Exercise: Give the entries again, exactly as they stand.

Records to use:
>>>>

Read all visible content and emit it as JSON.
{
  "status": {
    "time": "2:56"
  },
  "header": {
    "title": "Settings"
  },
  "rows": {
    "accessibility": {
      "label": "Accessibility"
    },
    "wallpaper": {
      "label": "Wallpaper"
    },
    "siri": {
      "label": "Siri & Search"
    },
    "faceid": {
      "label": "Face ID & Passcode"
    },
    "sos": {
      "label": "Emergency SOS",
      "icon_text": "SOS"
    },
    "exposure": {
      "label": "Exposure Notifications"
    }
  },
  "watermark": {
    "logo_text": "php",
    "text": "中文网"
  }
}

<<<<

Output below:
Read all visible content and emit it as JSON.
{
  "status": {
    "time": "2:56"
  },
  "header": {
    "title": "Settings"
  },
  "rows": {
    "accessibility": {
      "label": "Accessibility"
    },
    "wallpaper": {
      "label": "Wallpaper"
    },
    "siri": {
      "label": "Siri & Search"
    },
    "faceid": {
      "label": "Face ID & Passcode"
    },
    "sos": {
      "label": "Emergency SOS",
      "icon_text": "SOS"
    },
    "exposure": {
      "label": "Exposure Notifications"
    }
  },
  "watermark": {
    "logo_text": "php",
    "text": "中文网"
  }
}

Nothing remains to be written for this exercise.